Newman students listen in on discussion with Pope Francis

By: Austin Schwartz, Staff Writer

Members of the Newman community got to hang out with the Pope last week.

Sort of.

On Feb. 24, Newman was part of a Zoom event hosted by Loyola University Chicago called “Building Bridges: A Synodal Encounter Between Pope Francis and Universities.”

More than 58 universities from 21 different countries participated in the live, virtual event, and a viewing at Newman was organized by the Spanish department, Campus Ministry, and the Gerber Institute.

Participants had the choice of watching the Zoom session in Spanish, English, or Portuguese. Those watching in Spanish sat in the Roths Alumni Center, and the English session was hosted in the adjacent conference room. Students who wanted to listen in Portuguese had to pull up the live session themselves.

Newman had 20 people attend: 12 at the English session and the other eight in the Spanish session. Only three Newman students attended.

The broadcast featured Pope Francis’ discussion with 12 different students from universities across the Americas and was focused on migrants and refugees. Pope Francis said during the meeting that he found this to be an important topic because he is from a family of immigrants living in Argentina.

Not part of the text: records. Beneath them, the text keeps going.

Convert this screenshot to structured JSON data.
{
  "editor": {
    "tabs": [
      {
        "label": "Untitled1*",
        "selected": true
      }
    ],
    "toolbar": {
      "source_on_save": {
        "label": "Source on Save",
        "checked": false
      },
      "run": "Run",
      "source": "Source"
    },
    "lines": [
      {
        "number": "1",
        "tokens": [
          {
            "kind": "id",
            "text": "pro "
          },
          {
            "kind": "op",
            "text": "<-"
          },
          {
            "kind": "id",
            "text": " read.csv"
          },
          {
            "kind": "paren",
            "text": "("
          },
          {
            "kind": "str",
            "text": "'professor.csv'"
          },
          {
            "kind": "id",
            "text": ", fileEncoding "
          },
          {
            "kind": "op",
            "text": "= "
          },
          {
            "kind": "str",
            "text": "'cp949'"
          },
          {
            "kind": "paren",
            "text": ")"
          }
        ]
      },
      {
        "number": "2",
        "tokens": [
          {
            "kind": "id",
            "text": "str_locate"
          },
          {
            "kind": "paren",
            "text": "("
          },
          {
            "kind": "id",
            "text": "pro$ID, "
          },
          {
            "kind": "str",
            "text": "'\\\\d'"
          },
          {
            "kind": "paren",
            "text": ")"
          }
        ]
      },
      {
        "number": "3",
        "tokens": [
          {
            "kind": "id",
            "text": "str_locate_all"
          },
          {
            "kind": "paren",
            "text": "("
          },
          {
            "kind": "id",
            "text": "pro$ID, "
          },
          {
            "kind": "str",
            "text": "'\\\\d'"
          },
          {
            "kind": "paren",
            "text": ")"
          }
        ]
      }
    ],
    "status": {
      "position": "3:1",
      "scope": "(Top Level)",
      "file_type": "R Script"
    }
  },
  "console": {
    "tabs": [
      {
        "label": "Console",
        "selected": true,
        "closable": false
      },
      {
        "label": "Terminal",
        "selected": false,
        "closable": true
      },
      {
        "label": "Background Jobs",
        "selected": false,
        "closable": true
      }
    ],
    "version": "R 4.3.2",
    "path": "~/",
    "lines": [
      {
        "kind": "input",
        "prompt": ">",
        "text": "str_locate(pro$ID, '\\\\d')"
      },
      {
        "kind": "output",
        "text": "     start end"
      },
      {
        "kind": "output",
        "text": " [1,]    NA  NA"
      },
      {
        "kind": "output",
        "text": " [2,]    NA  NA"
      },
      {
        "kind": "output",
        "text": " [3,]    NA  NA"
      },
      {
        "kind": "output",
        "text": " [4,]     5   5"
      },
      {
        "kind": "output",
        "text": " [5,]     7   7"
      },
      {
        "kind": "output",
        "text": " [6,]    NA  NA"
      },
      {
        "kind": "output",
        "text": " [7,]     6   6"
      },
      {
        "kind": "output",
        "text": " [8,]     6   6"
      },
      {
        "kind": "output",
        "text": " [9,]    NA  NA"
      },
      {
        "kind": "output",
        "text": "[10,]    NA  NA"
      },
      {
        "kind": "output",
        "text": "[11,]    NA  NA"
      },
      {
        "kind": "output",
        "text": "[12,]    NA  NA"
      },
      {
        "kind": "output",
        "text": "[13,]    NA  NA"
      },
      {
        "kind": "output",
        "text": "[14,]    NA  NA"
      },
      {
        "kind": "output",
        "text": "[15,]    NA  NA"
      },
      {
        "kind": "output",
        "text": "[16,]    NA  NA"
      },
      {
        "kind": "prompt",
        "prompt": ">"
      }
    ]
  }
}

Pope Francis went on to encourage everyone to embrace their roots.

“When roots are lost, a culture is lost, so it depends on the young people to understand and continue the roots found within the old people. Thus, it’s very important to respect the migrant’s roots.”

Mathew Umbarger, Newman Professor of Theology, said he felt that the event seemed orchestrated and faculty-planned instead of being a true discussion, though he said he thought the Pope still carried an important message. Umbarger pointed out that Pope Francis would always relate the discussion back to the Gospel.

“​​What most impressed itself on me was how Pope Francis, in each of his responses, drew the audience back to the fundamental message of the Gospel,” he said.

The students on the broadcast brought up the impact of climate change on refugees and the prophecy of non-violence and encouraged Pope Francis to hold future discussions with students.

Throughout the discussion, Pope Francis was consistently taking notes and responded to the students methodically.

“Violence will always destroy, never construct,” he told the students. “God is three things: close, merciful, and tender. He does not represent violence. He represents harmony. Thus, this is the life we should seek. Never enter the game of hypocrisy.”

Umbarger said he believes that student discussions like this will become a permanent feature of the papacy. He also said that impacts from this discussion may be coming sooner than we think,

“Quite possibly, some of these things will be taken up into future expressions of his pontificate,” he said.  “In particular, I would not be surprised if we soon hear of a directive to bishops and pastors to increase their pastoral presence and to more explicitly address ecological justice in their preaching.”

Anyone who would like to watch the Zoom discussion can find it on Youtube or use the link

PHOTO: Austin Schwartz, Staff Writer